In order to qualify to adjust status from within the United States (i.e. apply for a green card), you have to have been “inspected and admitted or paroled.” In other words, a person who entered without a visa or other documentation must generally return to his or her home country to apply for an immigrant visa there rather than filing for a green card from within the United States. This requirement serves to trap many longtime recipients of Temporary Protected Status (“TPS”) in TPS even though they have relatives who could petition for them.
Wilson Law Group attorneys David Wilson and Anne Carlson filed a lawsuit to change that. Earlier this year, a federal judge ruled that a person granted TPS meets the “inspected and admitted” requirement to adjust status in Bonilla v. Johnson, 149 F.Supp.3d 1135 (D. Minn. 2016). Here is one of our favorite excerpts from the decision:

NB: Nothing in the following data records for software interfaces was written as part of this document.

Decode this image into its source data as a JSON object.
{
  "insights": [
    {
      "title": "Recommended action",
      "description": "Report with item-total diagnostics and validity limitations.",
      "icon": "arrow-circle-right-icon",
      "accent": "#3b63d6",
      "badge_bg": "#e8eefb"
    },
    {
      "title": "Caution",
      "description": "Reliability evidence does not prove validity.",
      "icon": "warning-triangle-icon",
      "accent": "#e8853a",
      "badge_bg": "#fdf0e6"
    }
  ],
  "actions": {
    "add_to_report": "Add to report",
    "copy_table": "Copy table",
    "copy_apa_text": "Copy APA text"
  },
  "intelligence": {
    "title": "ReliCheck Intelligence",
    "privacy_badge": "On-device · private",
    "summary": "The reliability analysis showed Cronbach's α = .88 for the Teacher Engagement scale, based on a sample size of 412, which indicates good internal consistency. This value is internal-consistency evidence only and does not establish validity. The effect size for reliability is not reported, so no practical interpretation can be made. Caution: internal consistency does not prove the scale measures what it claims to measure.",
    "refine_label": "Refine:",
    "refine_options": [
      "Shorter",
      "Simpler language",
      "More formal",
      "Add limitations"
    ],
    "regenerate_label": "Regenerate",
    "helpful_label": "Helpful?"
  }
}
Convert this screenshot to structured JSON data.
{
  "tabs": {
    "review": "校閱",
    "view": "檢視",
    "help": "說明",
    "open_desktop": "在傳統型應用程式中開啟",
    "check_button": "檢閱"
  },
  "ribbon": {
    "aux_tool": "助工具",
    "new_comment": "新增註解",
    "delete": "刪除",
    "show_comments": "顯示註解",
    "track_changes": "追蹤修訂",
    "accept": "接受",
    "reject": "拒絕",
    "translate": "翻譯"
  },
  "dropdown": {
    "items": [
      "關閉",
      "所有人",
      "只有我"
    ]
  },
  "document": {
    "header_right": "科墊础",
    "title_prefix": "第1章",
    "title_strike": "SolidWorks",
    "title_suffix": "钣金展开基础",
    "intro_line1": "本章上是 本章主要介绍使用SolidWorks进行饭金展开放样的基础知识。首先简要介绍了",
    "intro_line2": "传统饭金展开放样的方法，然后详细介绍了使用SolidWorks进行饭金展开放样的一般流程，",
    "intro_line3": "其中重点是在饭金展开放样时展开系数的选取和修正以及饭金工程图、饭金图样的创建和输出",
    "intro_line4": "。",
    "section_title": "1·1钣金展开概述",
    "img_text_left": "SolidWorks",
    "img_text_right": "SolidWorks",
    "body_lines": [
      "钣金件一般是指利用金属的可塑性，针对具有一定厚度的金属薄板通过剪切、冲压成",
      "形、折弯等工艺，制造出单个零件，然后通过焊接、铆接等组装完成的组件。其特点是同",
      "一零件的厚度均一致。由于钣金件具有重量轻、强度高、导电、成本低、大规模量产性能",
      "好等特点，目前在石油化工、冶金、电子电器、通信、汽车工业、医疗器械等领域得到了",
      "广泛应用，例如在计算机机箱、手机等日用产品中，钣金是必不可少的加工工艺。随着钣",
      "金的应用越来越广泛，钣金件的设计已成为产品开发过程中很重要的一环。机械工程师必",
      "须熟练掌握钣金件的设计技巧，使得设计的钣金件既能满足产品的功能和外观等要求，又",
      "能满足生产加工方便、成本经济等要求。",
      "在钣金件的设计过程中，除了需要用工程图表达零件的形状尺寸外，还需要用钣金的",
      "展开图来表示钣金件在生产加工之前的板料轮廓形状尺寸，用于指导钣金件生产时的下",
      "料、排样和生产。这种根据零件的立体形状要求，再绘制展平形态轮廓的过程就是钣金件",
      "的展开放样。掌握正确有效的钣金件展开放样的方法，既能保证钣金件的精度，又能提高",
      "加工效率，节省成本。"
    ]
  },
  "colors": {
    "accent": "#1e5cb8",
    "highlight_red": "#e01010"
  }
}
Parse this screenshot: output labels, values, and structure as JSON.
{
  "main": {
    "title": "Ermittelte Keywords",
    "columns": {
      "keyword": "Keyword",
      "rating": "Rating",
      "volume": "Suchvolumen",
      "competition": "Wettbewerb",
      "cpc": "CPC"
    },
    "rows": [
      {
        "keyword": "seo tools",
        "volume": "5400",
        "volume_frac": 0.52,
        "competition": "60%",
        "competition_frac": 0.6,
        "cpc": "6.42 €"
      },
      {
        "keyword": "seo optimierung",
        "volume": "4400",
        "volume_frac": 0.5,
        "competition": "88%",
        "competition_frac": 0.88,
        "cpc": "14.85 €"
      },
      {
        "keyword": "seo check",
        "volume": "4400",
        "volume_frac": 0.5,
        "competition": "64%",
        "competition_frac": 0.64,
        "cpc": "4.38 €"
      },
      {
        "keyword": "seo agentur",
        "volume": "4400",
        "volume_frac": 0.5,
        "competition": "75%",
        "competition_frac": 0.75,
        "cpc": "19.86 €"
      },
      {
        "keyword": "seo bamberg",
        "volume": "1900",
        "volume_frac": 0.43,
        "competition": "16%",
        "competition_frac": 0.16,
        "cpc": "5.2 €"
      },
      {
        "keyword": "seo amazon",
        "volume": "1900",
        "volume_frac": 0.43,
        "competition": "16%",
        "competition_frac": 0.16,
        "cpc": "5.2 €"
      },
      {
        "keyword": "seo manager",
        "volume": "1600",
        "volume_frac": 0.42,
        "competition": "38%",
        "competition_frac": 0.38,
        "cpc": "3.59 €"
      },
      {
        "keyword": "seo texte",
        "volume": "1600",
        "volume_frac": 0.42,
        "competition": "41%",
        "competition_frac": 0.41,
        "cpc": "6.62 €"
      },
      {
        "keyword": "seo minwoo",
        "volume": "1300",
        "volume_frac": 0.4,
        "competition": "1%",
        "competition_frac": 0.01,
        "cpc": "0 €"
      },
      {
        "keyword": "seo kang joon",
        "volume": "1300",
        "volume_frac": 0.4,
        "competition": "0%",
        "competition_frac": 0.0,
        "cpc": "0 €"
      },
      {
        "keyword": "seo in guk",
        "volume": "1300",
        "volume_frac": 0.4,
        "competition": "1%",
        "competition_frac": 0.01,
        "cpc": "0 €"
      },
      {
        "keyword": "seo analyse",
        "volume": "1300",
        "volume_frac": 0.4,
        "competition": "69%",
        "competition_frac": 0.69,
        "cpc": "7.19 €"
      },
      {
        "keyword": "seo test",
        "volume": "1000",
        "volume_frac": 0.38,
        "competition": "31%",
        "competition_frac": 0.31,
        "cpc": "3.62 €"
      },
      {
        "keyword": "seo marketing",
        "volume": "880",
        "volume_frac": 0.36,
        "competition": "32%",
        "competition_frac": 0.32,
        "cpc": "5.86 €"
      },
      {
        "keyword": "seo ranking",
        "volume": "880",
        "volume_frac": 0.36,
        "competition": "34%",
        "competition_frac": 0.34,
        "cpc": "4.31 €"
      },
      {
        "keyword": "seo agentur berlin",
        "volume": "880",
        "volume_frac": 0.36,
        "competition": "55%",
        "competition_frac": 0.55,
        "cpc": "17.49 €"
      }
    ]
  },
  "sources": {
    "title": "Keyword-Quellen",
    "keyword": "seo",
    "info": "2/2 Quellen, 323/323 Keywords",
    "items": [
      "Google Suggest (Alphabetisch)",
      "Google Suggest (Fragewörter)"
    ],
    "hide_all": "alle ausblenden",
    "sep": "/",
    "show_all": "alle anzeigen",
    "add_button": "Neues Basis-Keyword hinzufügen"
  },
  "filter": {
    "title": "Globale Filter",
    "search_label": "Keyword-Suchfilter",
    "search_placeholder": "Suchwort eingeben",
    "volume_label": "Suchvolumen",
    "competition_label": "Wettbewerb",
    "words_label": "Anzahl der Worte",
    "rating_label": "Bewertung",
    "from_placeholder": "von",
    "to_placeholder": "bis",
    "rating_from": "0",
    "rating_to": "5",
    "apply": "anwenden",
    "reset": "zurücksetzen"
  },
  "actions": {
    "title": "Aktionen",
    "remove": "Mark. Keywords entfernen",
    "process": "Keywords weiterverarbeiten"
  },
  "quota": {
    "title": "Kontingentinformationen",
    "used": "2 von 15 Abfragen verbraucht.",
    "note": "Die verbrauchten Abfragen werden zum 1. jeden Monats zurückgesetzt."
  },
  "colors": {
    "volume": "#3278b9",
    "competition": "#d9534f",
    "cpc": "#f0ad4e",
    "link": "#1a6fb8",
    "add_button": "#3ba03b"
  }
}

Here, it is undisputed that Plaintiff entered this country approximately twenty-five years ago, met all the criteria to receive TPS, is of good moral character, and has continued to timely renew her TPS. She also has an independent basis to adjust her status, namely through the immediate relative petition filed by her daughter. Requiring Plaintiff to return to El Salvador, a country that the Department of Homeland Security (“DHS”) has declared since 2001 carries Temporary Protected Status because of substantial “disruption of living conditions” based on “an environmental disaster within that country, specifically the devastation resulting from a series of earthquakes,” tropical storms, a volcanic eruption, and drought, for the sole purpose of returning to this country to gain “admission” would not only be meaningless, but heartless as well.
So what does the Bonilla decision mean for individuals with TPS? It means that if you have an employer or a relative that can petition for you, you may be eligible to apply for a green card even if your initial entry into the United States was unlawful (i.e. without inspection). It is important to note that TPS, without an underlying employer or relative petition, does not offer a pathway to residency. For additional information about how the Bonilla may apply or a free consultation, please contact Wilson Law Group!